Copy each record exactly as it reads, leaving out any pictures it holds.
====== Material supplied ======
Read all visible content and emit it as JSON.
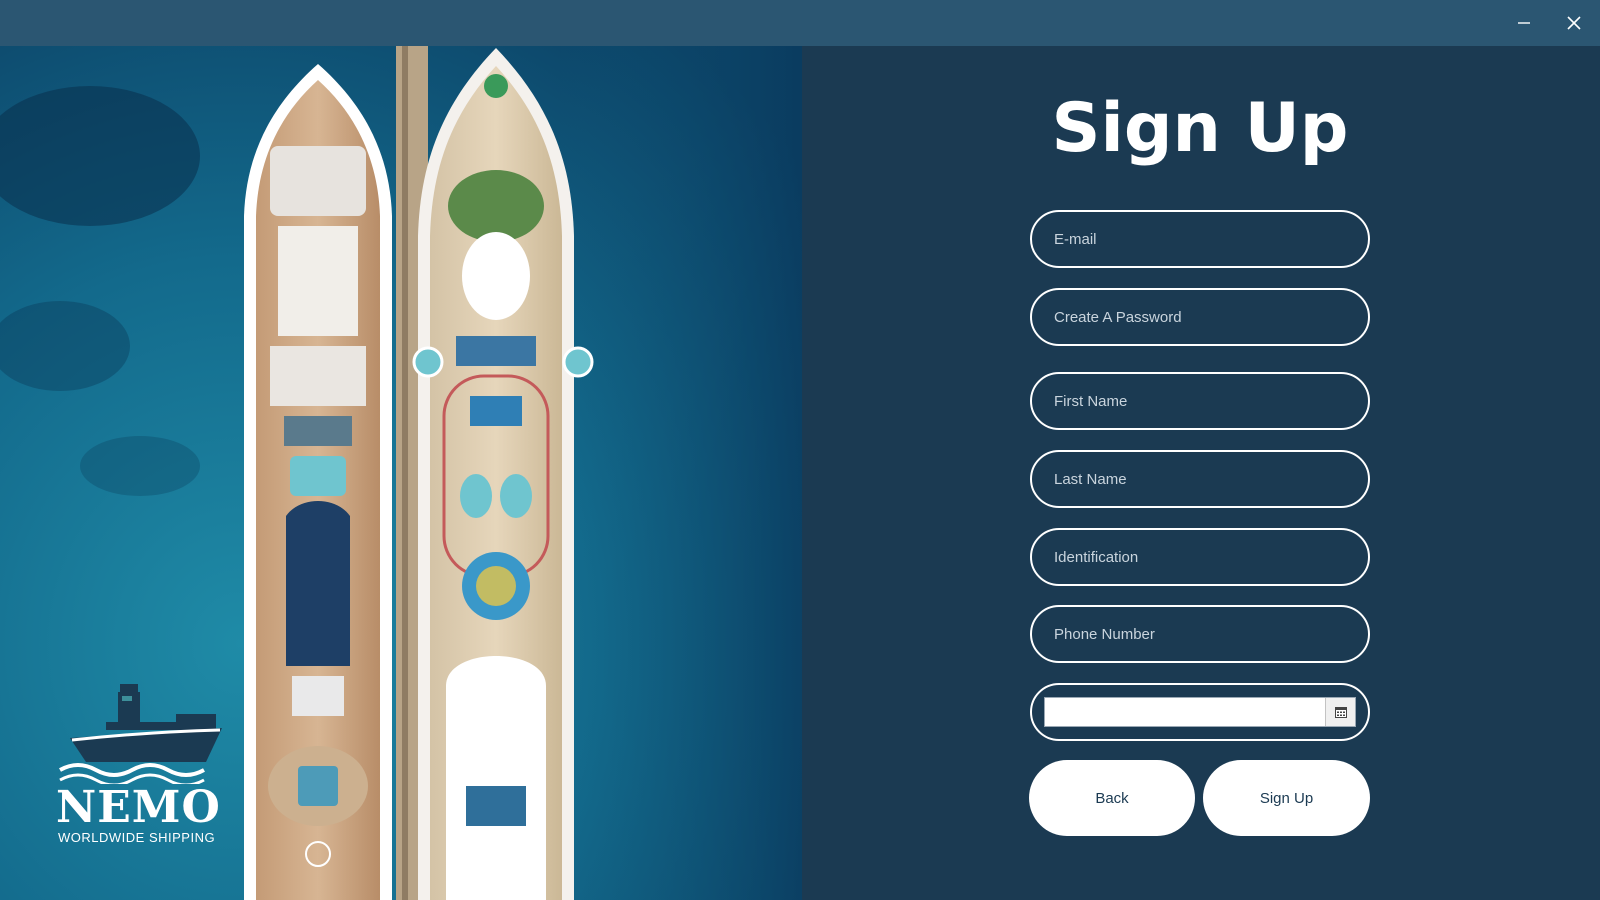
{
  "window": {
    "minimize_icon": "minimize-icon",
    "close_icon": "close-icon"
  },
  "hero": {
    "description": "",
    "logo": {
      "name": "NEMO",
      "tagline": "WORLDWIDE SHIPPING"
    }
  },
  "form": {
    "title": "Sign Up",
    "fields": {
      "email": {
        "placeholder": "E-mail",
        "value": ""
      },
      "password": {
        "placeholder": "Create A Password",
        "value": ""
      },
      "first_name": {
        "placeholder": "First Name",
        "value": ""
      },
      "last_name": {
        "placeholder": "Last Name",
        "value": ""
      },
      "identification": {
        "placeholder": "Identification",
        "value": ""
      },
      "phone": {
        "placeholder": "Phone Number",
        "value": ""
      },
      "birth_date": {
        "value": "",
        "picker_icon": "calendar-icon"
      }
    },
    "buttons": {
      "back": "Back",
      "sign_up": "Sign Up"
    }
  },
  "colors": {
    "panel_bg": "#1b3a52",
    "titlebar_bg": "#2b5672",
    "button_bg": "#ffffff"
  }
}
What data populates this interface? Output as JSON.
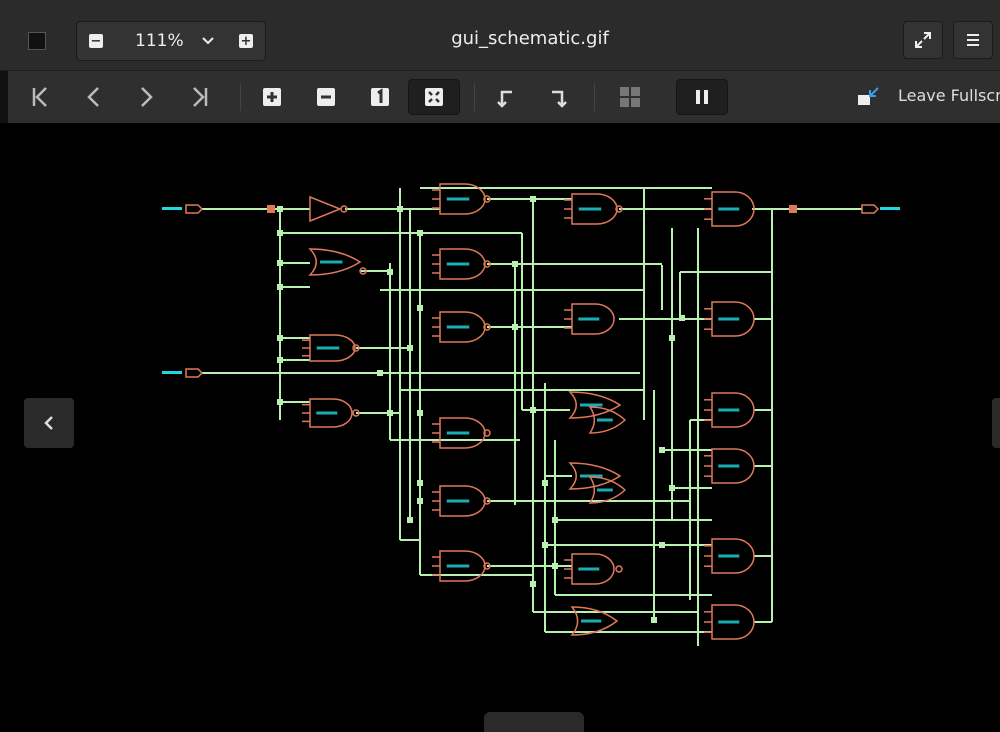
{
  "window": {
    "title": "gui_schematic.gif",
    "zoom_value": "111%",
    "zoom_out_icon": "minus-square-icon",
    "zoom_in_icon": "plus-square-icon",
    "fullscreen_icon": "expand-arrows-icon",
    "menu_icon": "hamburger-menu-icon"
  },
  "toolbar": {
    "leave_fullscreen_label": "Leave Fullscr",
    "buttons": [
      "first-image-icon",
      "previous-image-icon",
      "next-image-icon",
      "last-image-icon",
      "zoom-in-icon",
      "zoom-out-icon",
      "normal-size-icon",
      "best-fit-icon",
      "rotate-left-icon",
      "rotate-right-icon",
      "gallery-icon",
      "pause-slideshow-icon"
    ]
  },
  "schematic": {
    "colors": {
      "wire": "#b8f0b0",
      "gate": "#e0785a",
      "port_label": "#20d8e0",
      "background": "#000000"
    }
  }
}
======
> Response to the exercise:
Read all visible content and emit it as JSON.
{
  "window": {
    "minimize_icon": "minimize-icon",
    "close_icon": "close-icon"
  },
  "hero": {
    "description": "",
    "logo": {
      "name": "NEMO",
      "tagline": "WORLDWIDE SHIPPING"
    }
  },
  "form": {
    "title": "Sign Up",
    "fields": {
      "email": {
        "placeholder": "E-mail",
        "value": ""
      },
      "password": {
        "placeholder": "Create A Password",
        "value": ""
      },
      "first_name": {
        "placeholder": "First Name",
        "value": ""
      },
      "last_name": {
        "placeholder": "Last Name",
        "value": ""
      },
      "identification": {
        "placeholder": "Identification",
        "value": ""
      },
      "phone": {
        "placeholder": "Phone Number",
        "value": ""
      },
      "birth_date": {
        "value": "",
        "picker_icon": "calendar-icon"
      }
    },
    "buttons": {
      "back": "Back",
      "sign_up": "Sign Up"
    }
  },
  "colors": {
    "panel_bg": "#1b3a52",
    "titlebar_bg": "#2b5672",
    "button_bg": "#ffffff"
  }
}
What data populates this interface? Output as JSON.
{
  "window": {
    "title": "gui_schematic.gif",
    "zoom_value": "111%",
    "zoom_out_icon": "minus-square-icon",
    "zoom_in_icon": "plus-square-icon",
    "fullscreen_icon": "expand-arrows-icon",
    "menu_icon": "hamburger-menu-icon"
  },
  "toolbar": {
    "leave_fullscreen_label": "Leave Fullscr",
    "buttons": [
      "first-image-icon",
      "previous-image-icon",
      "next-image-icon",
      "last-image-icon",
      "zoom-in-icon",
      "zoom-out-icon",
      "normal-size-icon",
      "best-fit-icon",
      "rotate-left-icon",
      "rotate-right-icon",
      "gallery-icon",
      "pause-slideshow-icon"
    ]
  },
  "schematic": {
    "colors": {
      "wire": "#b8f0b0",
      "gate": "#e0785a",
      "port_label": "#20d8e0",
      "background": "#000000"
    }
  }
}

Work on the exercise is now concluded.